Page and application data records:
####
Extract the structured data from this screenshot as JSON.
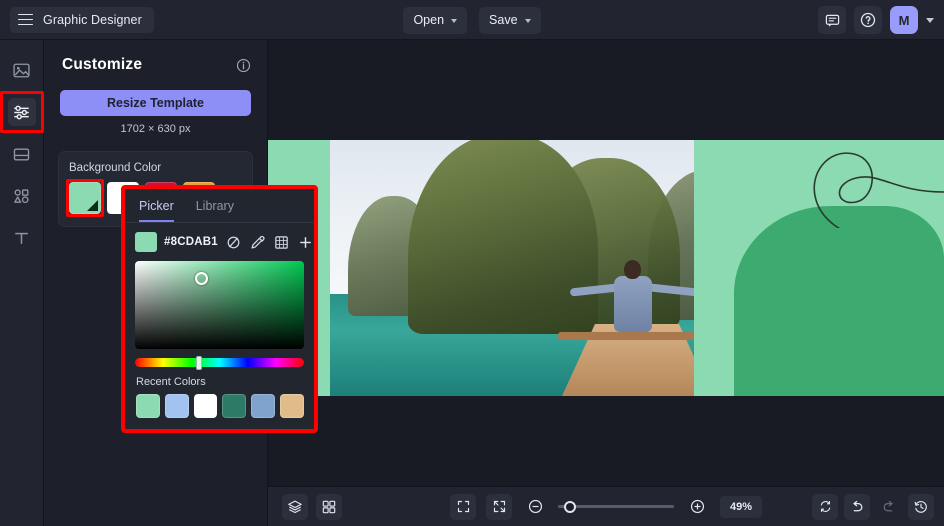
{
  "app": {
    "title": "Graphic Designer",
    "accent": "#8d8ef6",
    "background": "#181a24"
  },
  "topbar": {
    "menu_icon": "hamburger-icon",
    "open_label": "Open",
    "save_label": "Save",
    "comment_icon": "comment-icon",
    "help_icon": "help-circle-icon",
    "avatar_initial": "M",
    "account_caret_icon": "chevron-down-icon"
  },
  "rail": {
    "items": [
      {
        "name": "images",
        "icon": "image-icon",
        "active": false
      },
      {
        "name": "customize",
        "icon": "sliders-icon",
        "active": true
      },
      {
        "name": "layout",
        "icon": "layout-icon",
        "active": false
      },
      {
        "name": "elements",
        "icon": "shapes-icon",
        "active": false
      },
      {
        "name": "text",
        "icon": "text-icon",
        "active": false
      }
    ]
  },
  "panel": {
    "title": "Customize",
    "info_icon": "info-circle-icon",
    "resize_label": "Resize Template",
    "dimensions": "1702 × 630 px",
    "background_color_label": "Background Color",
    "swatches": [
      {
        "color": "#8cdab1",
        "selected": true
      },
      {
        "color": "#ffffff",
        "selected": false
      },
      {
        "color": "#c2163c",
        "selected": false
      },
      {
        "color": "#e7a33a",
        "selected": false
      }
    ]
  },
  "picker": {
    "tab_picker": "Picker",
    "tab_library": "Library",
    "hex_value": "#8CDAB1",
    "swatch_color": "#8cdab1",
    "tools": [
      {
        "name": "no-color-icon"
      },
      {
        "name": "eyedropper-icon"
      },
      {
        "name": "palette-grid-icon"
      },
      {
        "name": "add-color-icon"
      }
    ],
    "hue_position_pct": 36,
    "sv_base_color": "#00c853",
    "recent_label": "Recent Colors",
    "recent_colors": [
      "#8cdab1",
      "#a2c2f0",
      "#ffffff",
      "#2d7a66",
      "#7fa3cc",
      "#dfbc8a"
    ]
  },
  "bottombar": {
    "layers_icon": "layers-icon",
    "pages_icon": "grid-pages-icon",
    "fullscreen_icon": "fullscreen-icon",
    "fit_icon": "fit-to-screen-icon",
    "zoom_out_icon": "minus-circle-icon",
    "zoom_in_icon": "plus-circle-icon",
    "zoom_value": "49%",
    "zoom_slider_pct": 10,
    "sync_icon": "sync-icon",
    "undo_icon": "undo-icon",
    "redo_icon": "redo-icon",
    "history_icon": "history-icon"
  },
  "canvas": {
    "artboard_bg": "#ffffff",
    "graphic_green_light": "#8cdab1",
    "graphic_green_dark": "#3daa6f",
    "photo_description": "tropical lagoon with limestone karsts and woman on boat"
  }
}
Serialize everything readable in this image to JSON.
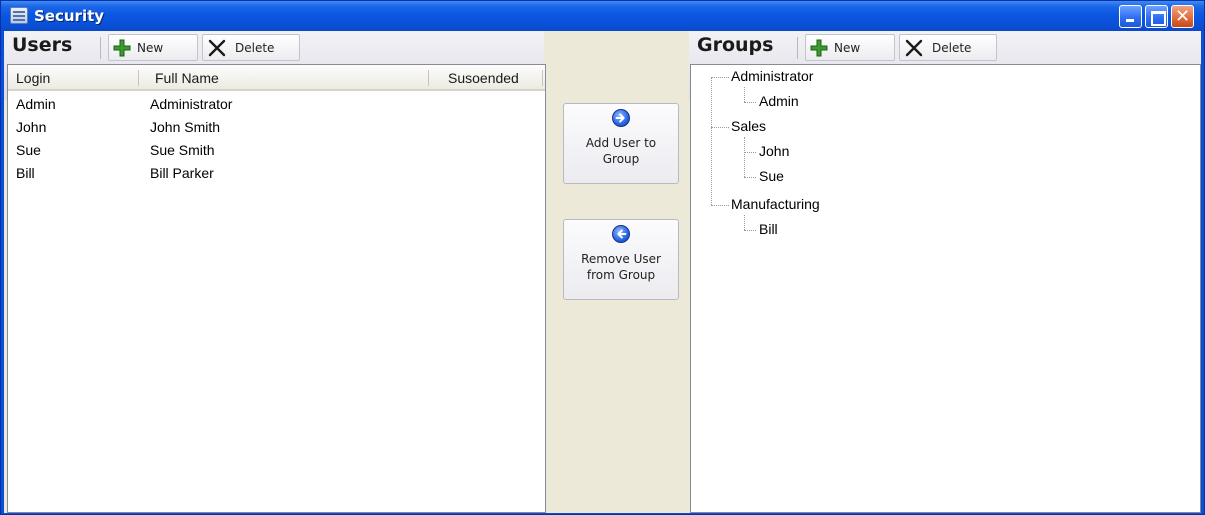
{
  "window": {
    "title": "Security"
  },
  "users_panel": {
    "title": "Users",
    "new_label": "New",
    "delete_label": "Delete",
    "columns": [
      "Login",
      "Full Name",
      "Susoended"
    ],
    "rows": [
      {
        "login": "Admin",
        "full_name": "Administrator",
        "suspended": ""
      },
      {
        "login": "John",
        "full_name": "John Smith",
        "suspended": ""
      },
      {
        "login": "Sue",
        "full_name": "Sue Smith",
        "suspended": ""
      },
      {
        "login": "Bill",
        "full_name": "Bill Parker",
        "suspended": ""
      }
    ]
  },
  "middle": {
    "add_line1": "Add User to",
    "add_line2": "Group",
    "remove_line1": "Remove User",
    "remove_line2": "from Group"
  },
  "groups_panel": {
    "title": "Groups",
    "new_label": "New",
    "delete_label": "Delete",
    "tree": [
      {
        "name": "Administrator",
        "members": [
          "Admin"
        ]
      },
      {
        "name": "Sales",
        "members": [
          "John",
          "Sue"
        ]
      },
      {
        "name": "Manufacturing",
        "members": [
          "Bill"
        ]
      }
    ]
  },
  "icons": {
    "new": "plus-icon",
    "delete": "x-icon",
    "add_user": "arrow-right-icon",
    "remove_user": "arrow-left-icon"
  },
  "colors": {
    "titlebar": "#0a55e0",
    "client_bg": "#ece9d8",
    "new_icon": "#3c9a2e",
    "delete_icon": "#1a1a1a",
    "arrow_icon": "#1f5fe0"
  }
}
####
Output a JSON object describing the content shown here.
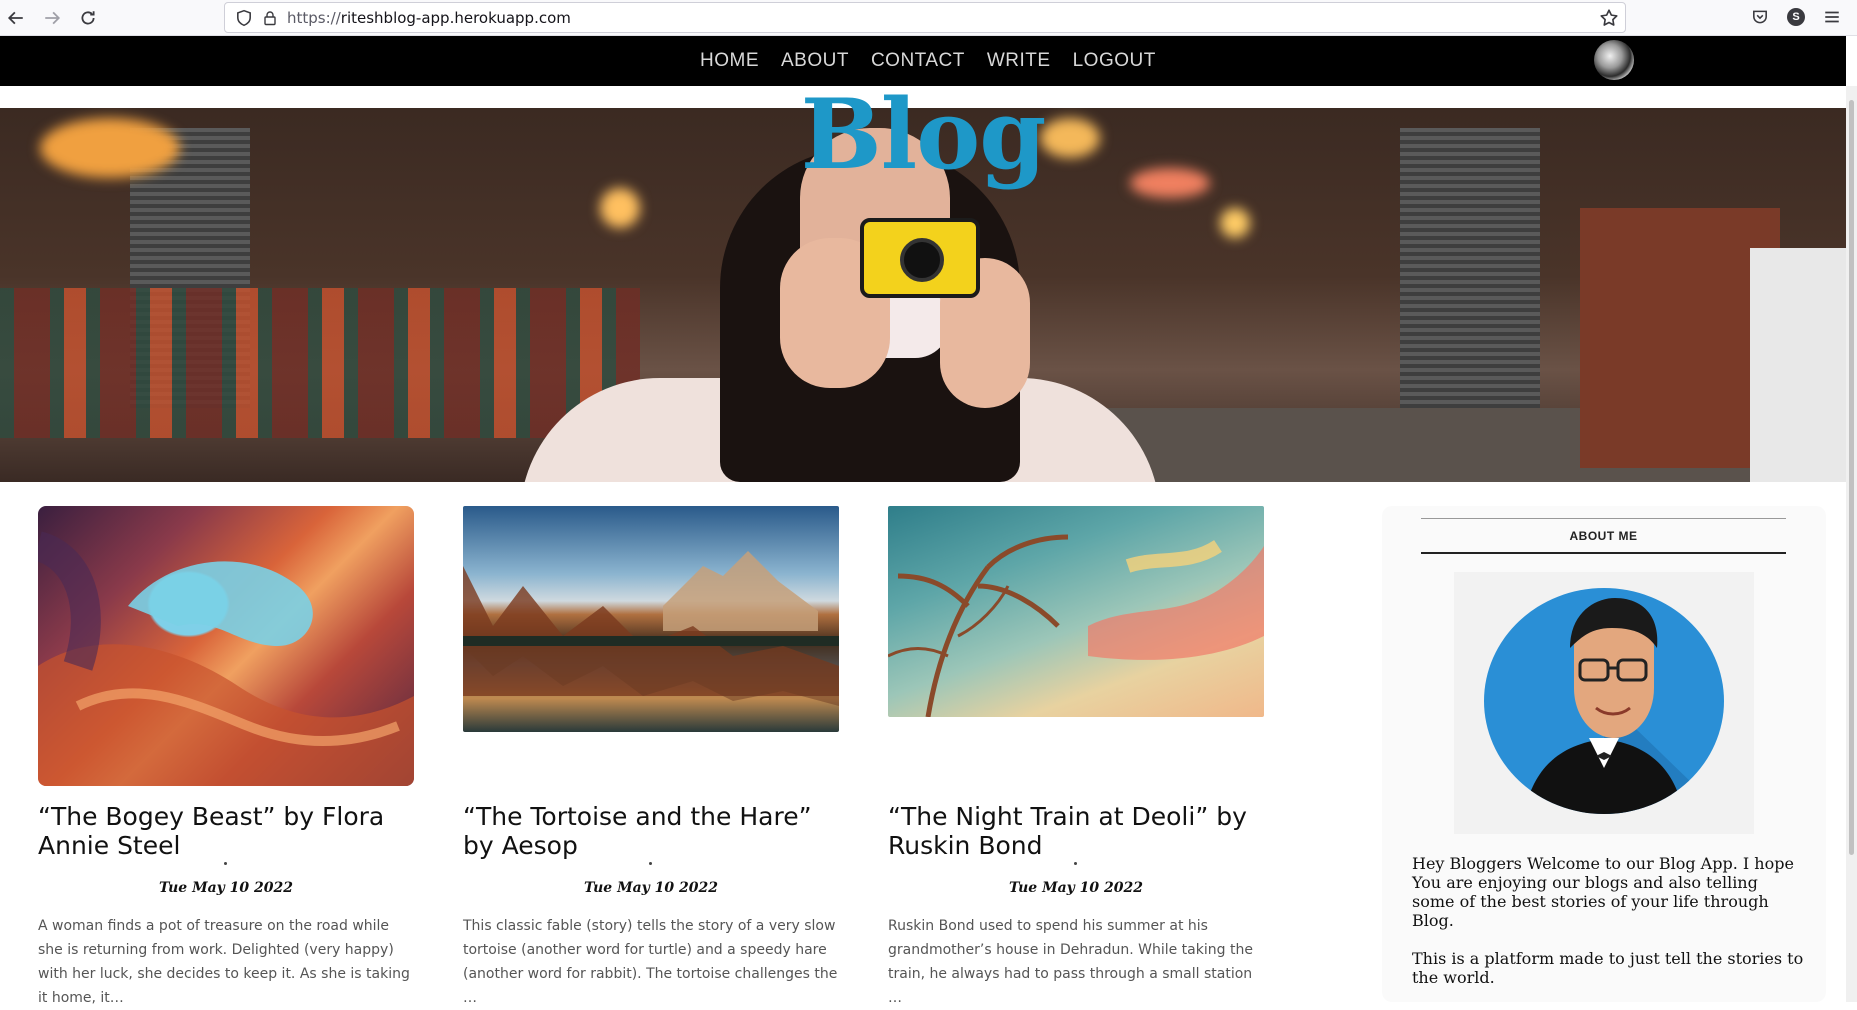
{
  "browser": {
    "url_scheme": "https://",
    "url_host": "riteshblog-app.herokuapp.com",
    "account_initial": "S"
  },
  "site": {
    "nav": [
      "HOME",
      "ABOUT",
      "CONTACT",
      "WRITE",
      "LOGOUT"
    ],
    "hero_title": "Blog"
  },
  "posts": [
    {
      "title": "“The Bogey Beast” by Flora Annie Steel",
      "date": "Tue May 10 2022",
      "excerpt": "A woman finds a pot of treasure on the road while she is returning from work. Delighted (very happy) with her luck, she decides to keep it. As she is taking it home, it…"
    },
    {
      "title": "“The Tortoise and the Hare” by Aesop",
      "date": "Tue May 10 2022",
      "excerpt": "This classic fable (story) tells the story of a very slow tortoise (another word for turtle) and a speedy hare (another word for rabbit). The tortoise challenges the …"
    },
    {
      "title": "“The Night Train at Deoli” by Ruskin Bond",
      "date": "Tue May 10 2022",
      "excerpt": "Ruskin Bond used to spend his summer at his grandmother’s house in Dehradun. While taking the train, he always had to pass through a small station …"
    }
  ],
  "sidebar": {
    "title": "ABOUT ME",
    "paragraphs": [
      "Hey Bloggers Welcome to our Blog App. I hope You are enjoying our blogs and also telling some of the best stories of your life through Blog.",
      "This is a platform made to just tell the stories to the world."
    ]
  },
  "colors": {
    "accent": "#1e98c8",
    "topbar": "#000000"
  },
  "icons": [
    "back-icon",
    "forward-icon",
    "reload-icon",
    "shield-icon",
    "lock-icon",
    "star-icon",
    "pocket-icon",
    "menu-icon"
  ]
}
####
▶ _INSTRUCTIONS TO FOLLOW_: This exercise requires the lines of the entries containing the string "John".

▶ _RESPONSE TO THIS EXERCISE_:
        "login": "John",
        "full_name": "John Smith",
          "John",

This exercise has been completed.